|(Combating Terrorism Center)|
The International Organization for Migration did a survey at the end of 2018 into the economic situation in Fallujah. It found that a high number of businesses were destroyed and looted during the time the city was under Islamic State control and the period it was liberated. In the aftermath firms are still facing difficulties like in many other post conflict areas of Iraq.
Almost all of the businesses in Fallujah reported that they suffered from war damage and its aftermath. 83% of companies said that their places had been burned, destroyed or looted. The city’s infrastructure was also destroyed. That meant the electricity supply was a major issue in the postwar period. Many people lost all their savings during the two and half years IS controlled Fallujah. That has made it difficult to revive markets since consumers lack money, and entrepreneurs lack capital to rebuild their property. That resulted in 58% of companies saying they had suffered decreased profits. Such difficulties can be expected in any post conflict situation. Many people fled the city when it was taken over by the insurgents. Their businesses were then ransacked. The fighting to retake the city caused more damage as well as knocking out many of the services. Since the government has no rebuilding program restoring things like power have gone slowly. Businesses are also trying to deal with a shrunken market.
Firms continue to face obstacles today.

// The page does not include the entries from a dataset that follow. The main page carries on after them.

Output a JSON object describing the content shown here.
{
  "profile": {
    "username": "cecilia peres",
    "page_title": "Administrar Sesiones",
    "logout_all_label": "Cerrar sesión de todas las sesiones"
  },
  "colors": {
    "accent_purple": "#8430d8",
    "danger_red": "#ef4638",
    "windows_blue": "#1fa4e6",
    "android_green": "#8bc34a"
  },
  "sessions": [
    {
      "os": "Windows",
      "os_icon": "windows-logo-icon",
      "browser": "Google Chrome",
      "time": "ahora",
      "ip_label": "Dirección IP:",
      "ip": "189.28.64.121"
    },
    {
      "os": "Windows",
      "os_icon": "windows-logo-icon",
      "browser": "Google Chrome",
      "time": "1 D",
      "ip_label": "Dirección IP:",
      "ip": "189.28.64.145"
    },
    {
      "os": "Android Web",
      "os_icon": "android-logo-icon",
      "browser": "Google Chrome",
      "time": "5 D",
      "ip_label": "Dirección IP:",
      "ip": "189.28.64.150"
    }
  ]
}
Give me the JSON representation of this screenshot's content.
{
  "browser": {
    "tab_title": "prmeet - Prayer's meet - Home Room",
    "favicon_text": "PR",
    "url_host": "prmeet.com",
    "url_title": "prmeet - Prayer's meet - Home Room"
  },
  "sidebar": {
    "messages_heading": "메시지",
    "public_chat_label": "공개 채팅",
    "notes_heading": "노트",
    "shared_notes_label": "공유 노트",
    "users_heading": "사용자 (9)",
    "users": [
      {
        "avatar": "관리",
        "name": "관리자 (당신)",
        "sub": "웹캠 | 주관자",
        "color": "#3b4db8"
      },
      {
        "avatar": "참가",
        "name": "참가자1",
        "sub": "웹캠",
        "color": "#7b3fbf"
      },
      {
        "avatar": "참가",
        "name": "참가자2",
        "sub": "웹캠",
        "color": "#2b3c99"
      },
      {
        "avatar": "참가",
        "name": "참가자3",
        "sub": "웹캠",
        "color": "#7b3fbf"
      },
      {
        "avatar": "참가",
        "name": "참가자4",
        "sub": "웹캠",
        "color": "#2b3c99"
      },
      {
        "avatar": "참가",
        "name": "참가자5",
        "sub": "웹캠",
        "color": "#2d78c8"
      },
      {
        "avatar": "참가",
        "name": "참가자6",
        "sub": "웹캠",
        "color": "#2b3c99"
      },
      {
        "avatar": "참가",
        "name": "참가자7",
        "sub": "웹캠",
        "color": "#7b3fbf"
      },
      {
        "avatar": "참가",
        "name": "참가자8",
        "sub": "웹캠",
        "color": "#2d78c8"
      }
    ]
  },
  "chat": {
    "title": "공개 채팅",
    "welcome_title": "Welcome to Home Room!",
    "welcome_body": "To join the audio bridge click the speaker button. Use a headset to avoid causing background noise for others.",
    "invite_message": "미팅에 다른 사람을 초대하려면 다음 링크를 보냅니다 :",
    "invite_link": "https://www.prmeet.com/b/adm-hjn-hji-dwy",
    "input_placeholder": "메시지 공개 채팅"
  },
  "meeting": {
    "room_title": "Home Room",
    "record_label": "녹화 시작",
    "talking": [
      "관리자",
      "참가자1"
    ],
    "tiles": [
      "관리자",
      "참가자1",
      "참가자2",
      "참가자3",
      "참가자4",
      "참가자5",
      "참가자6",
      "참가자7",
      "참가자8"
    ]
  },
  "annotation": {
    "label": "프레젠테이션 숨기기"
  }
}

One is that companies have difficulties bringing in supplies and raw materials due to a high number of checkpoints in Anbar. That has also blocked people from returning to the city. Finally, firms were facing high rents and there were problems accessing credit. That has limited their ability to recover. The government has prioritized security in places like Anbar after the war. That has meant there are more security checks along the major routes especially the one to Baghdad. The Iraqi forces are notorious for using these places to extort money from shipping companies and citizens. That can deter displaced people from going home since they may not have the money to pay bribes. They could also be afraid of being arrested by suspicious security forces. The security checks also add more time and costs to businesses waiting for their goods in Fallujah. These are other issues that are restraining the revival of companies and restoring markets to what they were pre-2014.
The situation in Fallujah is very similar to other post-conflict areas in other provinces. The majority of businesses suffered major damages during the war. While many have now re-opened they are struggling to rebuild, restore their sales, and maintain their supplies. Again, the fact that the government has no program to help these war torn areas or the firms that reside there mean people are basically on their own and the recovery period will be long and difficult.
International Organization for Migration, “Enterprise Development Opportunities and Challenges in Fallujah,” 1/20/19